-- INFORMATION follows --
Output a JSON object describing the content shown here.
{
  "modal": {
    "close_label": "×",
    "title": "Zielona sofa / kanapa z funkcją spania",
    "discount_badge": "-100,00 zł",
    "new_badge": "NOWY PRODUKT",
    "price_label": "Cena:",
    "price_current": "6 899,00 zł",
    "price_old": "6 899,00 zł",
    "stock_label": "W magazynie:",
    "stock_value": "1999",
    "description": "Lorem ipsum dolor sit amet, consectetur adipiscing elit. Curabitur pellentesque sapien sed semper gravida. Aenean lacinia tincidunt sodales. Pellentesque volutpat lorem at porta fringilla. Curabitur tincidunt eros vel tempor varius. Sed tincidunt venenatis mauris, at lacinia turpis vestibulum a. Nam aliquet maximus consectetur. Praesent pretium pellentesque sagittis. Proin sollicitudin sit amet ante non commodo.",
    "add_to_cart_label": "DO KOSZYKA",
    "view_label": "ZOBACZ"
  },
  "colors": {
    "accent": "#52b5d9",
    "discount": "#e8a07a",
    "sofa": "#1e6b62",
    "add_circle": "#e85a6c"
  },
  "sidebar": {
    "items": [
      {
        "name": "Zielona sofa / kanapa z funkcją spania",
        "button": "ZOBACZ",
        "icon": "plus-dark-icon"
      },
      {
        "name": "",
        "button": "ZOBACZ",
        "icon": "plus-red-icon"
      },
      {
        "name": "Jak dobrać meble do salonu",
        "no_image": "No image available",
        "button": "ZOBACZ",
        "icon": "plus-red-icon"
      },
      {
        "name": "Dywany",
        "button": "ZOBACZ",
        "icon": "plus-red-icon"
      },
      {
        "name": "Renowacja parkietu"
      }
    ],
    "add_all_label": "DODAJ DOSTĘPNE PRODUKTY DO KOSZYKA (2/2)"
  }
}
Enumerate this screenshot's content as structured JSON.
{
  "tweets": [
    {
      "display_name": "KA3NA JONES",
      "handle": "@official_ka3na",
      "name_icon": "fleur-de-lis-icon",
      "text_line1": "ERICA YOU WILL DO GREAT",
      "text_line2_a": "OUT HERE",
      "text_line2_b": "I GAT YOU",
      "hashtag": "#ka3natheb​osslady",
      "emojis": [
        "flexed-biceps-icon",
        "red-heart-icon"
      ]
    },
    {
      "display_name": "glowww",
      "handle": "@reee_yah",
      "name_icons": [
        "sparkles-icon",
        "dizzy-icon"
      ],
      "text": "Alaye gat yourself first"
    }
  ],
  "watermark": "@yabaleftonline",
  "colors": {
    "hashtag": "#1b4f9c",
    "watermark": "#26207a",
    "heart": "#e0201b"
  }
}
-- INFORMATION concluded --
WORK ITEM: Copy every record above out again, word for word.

FINISHED TASK:
Output a JSON object describing the content shown here.
{
  "modal": {
    "close_label": "×",
    "title": "Zielona sofa / kanapa z funkcją spania",
    "discount_badge": "-100,00 zł",
    "new_badge": "NOWY PRODUKT",
    "price_label": "Cena:",
    "price_current": "6 899,00 zł",
    "price_old": "6 899,00 zł",
    "stock_label": "W magazynie:",
    "stock_value": "1999",
    "description": "Lorem ipsum dolor sit amet, consectetur adipiscing elit. Curabitur pellentesque sapien sed semper gravida. Aenean lacinia tincidunt sodales. Pellentesque volutpat lorem at porta fringilla. Curabitur tincidunt eros vel tempor varius. Sed tincidunt venenatis mauris, at lacinia turpis vestibulum a. Nam aliquet maximus consectetur. Praesent pretium pellentesque sagittis. Proin sollicitudin sit amet ante non commodo.",
    "add_to_cart_label": "DO KOSZYKA",
    "view_label": "ZOBACZ"
  },
  "colors": {
    "accent": "#52b5d9",
    "discount": "#e8a07a",
    "sofa": "#1e6b62",
    "add_circle": "#e85a6c"
  },
  "sidebar": {
    "items": [
      {
        "name": "Zielona sofa / kanapa z funkcją spania",
        "button": "ZOBACZ",
        "icon": "plus-dark-icon"
      },
      {
        "name": "",
        "button": "ZOBACZ",
        "icon": "plus-red-icon"
      },
      {
        "name": "Jak dobrać meble do salonu",
        "no_image": "No image available",
        "button": "ZOBACZ",
        "icon": "plus-red-icon"
      },
      {
        "name": "Dywany",
        "button": "ZOBACZ",
        "icon": "plus-red-icon"
      },
      {
        "name": "Renowacja parkietu"
      }
    ],
    "add_all_label": "DODAJ DOSTĘPNE PRODUKTY DO KOSZYKA (2/2)"
  }
}
Enumerate this screenshot's content as structured JSON.
{
  "tweets": [
    {
      "display_name": "KA3NA JONES",
      "handle": "@official_ka3na",
      "name_icon": "fleur-de-lis-icon",
      "text_line1": "ERICA YOU WILL DO GREAT",
      "text_line2_a": "OUT HERE",
      "text_line2_b": "I GAT YOU",
      "hashtag": "#ka3natheb​osslady",
      "emojis": [
        "flexed-biceps-icon",
        "red-heart-icon"
      ]
    },
    {
      "display_name": "glowww",
      "handle": "@reee_yah",
      "name_icons": [
        "sparkles-icon",
        "dizzy-icon"
      ],
      "text": "Alaye gat yourself first"
    }
  ],
  "watermark": "@yabaleftonline",
  "colors": {
    "hashtag": "#1b4f9c",
    "watermark": "#26207a",
    "heart": "#e0201b"
  }
}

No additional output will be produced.